illustrations by Samara Pearlstein
This is not, strictly speaking, a ‘superpower’. But it is a, um, unusual condition, and we do have precedents, so it will have to do.
Jeremy Bonderman is a zombie. He was dead (remember when the team had his jersey hanging in the dugout back in ’08) and gone for so long that he had time to be buried and to begin the process of bodily decomposition. Then he awoke to find that his corpse had been disinterred by a desperate Tigers front office, and Black Magic rituals had revived him somewhere deep in the bowels of Comerica.
Symbols of Great Evil were scrawled upon the walls in baseline paint (mostly Yankee and Wrong Sox symbols), opposed by Paws, dressed in the white home uni, representing the Forces of Good. The blood of a small goat was spilled, and the powder of a narwhal horn was mixed with pine tar. Mr. Ilitch presided over the ceremony. Jim Leyland chanted the spells. Dave Dombrowski parleyed with the powerful forces thus summoned. Bondo was restored to life, albeit in a slightly, er, altered form.
Naturally this will lead to some awkwardness around the rest of the non-zombie team. It is one thing for them to accept a properly superpowered pitcher, who after all is just born with his extra abilities. But Bondo was deliberately brought back from the dead to a cold, clammy parody of life, in a frantic attempt to find someone, anyone who would be able to make starts for the Tigers in 2010. That is going to lead to some awkwardness, especially among the more religious members of the team, who may not trust that Paws’ presence was enough to ward off the lingering taint of Evil that was necessary to reanimate Bondo. The smell isn’t going to help matters.
There are benefits to having a zombie on the team, however. There is the intimidation factor, of course. The fact that Bondo can no longer really feel hot and cold will mean that he is equally able to pitch in all weathers. He won’t get jet-lagged either, or tired from spending a night out on the town, since he will spend all of his time in an even-keeled zombie-daze, and the passage of time has ceased to hold real meaning for him.
Although he will in fact be difficult to kill now, his zombie status unfortunately does not preclude the possibility of injury. The Tigers will have to be extra careful with him, actually, because his already-partially-rotted body will be more prone to falling apart, and Bondo’s inability to properly feel pain means that he will not notice bodyparts falling off until someone points it out to him. This is not really any different from the usual state of affairs for Tigers pitchers, though, so we should not anticipate it being much of an issue.

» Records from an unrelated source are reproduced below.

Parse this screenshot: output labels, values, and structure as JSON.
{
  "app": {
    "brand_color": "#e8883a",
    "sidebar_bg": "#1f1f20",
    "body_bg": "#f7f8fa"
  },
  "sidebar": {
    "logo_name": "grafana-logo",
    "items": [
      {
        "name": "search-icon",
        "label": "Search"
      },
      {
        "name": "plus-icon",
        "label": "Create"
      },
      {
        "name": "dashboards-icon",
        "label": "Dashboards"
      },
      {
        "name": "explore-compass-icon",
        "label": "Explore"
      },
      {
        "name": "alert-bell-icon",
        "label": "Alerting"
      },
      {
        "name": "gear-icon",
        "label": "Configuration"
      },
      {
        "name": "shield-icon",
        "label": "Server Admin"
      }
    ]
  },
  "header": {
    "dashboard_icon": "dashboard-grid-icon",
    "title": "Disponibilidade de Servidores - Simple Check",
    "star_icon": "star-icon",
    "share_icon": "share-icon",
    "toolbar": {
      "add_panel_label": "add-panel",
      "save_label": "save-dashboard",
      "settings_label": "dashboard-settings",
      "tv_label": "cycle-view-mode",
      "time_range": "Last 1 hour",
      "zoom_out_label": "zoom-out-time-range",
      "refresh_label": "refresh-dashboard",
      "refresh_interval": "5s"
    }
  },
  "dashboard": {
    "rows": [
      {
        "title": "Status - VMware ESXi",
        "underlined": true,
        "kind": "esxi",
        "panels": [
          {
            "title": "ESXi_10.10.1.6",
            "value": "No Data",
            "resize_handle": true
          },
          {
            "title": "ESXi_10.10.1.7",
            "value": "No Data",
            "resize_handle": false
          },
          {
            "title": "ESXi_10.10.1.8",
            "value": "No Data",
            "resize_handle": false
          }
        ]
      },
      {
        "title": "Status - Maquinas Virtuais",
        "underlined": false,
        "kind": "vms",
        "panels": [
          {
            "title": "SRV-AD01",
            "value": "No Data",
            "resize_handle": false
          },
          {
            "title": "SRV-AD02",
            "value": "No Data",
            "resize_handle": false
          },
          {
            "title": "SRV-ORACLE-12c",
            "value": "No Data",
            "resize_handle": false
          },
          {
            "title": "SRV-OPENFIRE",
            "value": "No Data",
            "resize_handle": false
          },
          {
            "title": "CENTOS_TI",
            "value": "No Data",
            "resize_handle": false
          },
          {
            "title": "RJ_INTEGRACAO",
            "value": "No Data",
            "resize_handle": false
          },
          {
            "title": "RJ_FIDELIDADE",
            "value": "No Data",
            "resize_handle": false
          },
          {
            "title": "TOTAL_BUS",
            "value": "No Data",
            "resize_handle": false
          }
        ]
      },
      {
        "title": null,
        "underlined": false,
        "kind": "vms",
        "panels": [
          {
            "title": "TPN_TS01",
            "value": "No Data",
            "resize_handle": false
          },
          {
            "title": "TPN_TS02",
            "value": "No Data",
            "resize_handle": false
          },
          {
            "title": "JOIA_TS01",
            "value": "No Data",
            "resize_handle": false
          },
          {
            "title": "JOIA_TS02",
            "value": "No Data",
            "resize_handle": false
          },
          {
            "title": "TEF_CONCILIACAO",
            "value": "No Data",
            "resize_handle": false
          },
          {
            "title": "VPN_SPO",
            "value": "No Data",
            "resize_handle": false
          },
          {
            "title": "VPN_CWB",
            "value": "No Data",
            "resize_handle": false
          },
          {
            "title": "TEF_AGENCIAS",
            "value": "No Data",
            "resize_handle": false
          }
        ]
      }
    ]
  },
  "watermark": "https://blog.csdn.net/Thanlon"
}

Bondo is the only ‘superpowered’ pitcher who truly will not need any protection from Paws. Other teams will be incapable of telling the difference between an infectious zombie and a noninfectious one (since Bondo was brought back via Black Magic, he is noninfectious), and will assume he is held in check on the Tigers only through some sort of Ilitchian zombie mind control. Nobody will want to take the risk of kidnapping him and having him eat through their entire team. Hopefully this will play out well for the Tigers in the coming season.